__Source data__:

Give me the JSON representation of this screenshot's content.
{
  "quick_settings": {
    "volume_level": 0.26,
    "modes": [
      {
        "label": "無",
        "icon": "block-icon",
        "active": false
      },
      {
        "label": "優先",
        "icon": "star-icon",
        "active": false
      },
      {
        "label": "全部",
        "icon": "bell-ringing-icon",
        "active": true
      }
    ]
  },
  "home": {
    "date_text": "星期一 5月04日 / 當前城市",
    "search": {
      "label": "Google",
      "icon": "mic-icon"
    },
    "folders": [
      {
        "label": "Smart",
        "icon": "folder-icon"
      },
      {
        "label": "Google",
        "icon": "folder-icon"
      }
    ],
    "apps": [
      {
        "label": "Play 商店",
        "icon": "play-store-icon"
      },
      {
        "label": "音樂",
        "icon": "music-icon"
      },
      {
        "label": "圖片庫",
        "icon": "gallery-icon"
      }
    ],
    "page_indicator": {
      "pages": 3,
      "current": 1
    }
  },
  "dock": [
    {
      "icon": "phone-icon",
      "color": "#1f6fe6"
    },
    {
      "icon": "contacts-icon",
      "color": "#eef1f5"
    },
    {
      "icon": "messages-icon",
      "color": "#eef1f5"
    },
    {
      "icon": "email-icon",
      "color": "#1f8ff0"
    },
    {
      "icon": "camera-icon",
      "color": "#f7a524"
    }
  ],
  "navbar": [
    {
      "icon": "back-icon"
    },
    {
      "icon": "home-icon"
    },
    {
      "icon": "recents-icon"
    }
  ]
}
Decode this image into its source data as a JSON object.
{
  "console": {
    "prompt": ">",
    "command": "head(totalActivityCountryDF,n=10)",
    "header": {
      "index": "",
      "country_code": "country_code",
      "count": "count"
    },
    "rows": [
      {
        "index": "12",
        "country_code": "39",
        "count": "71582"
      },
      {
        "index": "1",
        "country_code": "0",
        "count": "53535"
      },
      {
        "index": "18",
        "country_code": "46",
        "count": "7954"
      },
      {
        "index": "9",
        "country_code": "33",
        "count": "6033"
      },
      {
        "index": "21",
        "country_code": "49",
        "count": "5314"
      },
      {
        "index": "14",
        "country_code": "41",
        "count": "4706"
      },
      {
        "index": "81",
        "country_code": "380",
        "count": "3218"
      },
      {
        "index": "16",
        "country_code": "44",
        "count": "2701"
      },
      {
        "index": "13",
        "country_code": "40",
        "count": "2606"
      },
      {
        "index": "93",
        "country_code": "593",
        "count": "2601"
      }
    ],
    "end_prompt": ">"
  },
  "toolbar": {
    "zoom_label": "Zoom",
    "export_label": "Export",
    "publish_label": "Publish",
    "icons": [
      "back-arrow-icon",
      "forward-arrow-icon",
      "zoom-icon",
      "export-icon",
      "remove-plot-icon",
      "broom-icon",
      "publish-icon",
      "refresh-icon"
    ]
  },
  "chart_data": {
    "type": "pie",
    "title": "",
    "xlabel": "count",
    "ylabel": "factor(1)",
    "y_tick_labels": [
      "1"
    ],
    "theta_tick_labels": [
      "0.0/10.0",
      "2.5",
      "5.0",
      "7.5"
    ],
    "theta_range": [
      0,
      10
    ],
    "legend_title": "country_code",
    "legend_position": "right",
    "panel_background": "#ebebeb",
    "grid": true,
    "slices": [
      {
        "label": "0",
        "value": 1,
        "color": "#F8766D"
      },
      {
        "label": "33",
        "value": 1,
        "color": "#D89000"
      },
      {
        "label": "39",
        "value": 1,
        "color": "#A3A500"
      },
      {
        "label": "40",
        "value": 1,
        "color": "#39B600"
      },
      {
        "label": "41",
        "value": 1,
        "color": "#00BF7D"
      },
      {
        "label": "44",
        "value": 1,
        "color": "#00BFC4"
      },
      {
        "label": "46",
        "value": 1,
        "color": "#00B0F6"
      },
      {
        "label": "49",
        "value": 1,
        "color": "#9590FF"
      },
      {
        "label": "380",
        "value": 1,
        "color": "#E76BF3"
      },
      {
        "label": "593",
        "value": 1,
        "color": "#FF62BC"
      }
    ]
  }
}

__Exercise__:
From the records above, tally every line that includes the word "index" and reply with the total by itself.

__Exercise response__:
11